Buying a musical instrument is like buying a car: you can buy a clunker or a luxury sports car, and both will get you to work on time. With so many price points and types, how do you find a good deal? Choosing the right musical instrument for your child is tough, but with the few points we’ve addressed below, we hope to aid your search and options.

Before you spend:

You can afford an instrument!

Don’t let price deter you from buying an instrument: there are more options than ever before! Many public schools have instruments as a result of programs such as OrchKids, which supplies instruments to students. Before you worry about cost, talk to your child’s school and find out what’s available.

Consider the instrument.

The budget-conscious parent would choose a kitten over a pony.

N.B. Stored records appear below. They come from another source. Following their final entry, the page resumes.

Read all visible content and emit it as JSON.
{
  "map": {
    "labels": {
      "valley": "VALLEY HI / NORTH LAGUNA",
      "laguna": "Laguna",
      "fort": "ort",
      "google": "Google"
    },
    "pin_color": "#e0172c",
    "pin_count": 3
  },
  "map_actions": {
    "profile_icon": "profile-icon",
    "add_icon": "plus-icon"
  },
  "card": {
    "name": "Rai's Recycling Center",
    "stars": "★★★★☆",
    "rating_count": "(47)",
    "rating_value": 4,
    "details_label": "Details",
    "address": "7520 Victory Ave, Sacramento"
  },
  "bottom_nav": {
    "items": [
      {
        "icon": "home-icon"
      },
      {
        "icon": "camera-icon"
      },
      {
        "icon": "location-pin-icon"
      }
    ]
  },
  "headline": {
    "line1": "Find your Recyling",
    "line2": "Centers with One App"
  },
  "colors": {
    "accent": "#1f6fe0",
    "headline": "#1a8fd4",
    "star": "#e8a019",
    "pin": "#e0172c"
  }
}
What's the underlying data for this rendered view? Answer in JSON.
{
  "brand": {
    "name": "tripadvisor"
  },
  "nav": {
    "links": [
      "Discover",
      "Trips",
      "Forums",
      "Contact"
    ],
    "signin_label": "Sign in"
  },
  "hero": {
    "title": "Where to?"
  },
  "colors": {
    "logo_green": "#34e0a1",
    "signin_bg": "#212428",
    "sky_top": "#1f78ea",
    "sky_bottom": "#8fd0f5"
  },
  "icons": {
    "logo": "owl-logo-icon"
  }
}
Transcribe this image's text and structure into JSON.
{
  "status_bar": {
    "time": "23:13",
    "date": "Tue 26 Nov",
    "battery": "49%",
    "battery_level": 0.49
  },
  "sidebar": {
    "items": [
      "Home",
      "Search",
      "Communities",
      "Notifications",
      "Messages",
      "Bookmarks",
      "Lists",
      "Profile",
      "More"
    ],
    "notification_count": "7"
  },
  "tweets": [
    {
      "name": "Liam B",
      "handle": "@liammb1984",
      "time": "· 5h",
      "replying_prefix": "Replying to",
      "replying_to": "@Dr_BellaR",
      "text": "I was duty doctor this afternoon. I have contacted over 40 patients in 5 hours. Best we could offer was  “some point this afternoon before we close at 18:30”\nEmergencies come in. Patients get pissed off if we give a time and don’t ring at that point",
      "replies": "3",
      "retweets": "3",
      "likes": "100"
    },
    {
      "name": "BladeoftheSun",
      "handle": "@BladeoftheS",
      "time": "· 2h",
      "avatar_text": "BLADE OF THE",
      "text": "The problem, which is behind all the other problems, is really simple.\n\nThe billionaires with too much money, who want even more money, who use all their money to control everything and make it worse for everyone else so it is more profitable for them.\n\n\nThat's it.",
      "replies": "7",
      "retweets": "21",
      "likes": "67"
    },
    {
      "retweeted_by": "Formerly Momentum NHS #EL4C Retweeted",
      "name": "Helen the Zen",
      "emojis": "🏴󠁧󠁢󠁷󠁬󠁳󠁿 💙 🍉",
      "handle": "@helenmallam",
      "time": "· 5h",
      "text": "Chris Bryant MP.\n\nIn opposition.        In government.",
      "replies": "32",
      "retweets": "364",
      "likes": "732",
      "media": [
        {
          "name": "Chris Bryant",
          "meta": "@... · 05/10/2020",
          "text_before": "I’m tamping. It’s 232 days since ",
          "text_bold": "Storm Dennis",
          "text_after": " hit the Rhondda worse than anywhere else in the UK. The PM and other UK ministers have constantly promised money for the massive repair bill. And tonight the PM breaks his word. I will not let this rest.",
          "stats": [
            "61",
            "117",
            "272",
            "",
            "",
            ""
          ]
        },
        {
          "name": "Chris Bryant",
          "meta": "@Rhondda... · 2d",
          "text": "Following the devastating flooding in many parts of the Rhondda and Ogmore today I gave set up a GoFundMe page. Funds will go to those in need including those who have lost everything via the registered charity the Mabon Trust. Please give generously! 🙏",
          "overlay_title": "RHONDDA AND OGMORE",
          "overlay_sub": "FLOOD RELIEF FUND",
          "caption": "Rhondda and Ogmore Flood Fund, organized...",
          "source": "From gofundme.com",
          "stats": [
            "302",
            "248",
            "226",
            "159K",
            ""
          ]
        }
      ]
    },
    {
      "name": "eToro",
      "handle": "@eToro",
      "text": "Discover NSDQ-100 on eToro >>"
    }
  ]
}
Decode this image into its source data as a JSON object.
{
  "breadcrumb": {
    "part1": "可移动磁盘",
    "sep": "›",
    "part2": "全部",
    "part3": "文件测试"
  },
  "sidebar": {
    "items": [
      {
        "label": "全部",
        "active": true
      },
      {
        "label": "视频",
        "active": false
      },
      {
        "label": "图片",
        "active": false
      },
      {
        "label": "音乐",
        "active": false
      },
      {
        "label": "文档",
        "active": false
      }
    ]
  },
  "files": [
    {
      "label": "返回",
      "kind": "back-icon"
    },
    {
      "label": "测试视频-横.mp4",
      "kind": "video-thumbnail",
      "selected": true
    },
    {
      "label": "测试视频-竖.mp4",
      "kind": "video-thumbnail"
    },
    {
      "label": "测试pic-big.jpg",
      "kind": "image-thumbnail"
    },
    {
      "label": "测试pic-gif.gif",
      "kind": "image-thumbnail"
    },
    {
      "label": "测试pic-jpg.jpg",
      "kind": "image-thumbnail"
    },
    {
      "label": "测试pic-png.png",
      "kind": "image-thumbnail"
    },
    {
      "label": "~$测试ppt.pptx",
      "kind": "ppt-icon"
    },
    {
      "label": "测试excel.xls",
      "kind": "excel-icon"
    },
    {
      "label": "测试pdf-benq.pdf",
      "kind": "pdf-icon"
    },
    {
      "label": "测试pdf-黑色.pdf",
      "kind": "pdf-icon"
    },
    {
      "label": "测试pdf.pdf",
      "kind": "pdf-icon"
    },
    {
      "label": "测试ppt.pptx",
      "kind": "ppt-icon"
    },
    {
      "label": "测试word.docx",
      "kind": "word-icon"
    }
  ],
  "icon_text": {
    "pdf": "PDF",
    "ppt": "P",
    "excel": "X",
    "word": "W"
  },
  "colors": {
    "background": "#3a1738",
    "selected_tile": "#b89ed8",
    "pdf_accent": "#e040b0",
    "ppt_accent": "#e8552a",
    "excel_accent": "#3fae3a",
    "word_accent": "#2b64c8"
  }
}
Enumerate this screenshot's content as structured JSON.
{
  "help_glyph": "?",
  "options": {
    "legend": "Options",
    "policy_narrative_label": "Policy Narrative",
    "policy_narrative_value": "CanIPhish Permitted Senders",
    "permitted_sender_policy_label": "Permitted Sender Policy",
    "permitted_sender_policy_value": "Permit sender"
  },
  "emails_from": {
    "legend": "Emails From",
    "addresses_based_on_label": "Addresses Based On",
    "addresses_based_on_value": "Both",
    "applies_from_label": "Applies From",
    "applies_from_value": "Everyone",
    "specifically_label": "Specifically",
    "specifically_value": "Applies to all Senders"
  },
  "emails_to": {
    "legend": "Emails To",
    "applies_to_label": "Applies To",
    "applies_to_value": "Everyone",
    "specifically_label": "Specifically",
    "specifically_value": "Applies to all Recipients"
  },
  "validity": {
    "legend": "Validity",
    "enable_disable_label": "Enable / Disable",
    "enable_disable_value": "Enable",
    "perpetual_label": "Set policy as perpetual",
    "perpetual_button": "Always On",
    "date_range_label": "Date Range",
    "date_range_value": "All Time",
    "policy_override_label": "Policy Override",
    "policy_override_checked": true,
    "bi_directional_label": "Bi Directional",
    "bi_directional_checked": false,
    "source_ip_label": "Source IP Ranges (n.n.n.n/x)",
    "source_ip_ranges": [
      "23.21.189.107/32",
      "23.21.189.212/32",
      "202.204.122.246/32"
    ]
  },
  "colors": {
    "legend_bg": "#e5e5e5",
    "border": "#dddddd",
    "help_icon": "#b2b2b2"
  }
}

Is there an instrument you should choose that’s relatively cheaper than others? If you’re on a budget, most of the schools will have a bassoon or double bass on hand, which they will loan you for a very low cost. Even some of the most popular instruments such as the flute, clarinet, trumpet and trombone can be cost-effective because your child won’t outgrow it.

Size matters.

If your child is in elementary or middle school, they’re going to grow. Make sure you’re buying or renting the correct size instrument. Remember: children outgrow violins, not trumpets.

Don’t splurge too soon.

You don’t need to buy your child a baby grand while she’s learning “Chopsticks”. But years later, when she’s playing Liszt, a keyboard won’t cut it. Start with a cheaper keyboard or instrument, but know you’ll have to upgrade as your child progresses.

Ways to rent or buy

Renting

In the same vein, we recommend renting instruments until your child decides whether he wants to commit to it. Your child may not like his or her first instrument. They may change their instrument two or three times, so you don’t want to make a big purchase until they’re sure.

Buying online

Once you’ve decided to buy, it’s important to remember that unlike cars, used instruments retain their value. It’s best to avoid an internet retailer based in China, because it’s almost impossible to determine the quality of the instrument. If you do find “a deal” online, it pays to pay an expert to come with you and assess the instrument before a purchase: you could have a lemon. Because of the nature of Washington, D.C. and it’s transient population, you’re bound to find a deal on Craigslist if you know what you’re looking for.

Buying local

We recommend going to a local music shop with a good reputation, if you’re trying to buy local. Local stores tend to have a better selection of used instruments, than perhaps a chain store might have. A few of Harmonia’s favorite local shops are listed below:

– Baltimore Brass Co.  http://www.baltimorebrass.net/

– Potter Violin Co. http://www.pottersviolins.com/- PianoCraft

– Dale’s Music Co. http://dalemusic.com/

– Foxes Music http://www.foxesmusic.com

– Steinway & Sons Piano http://www.steinwaypianodc.com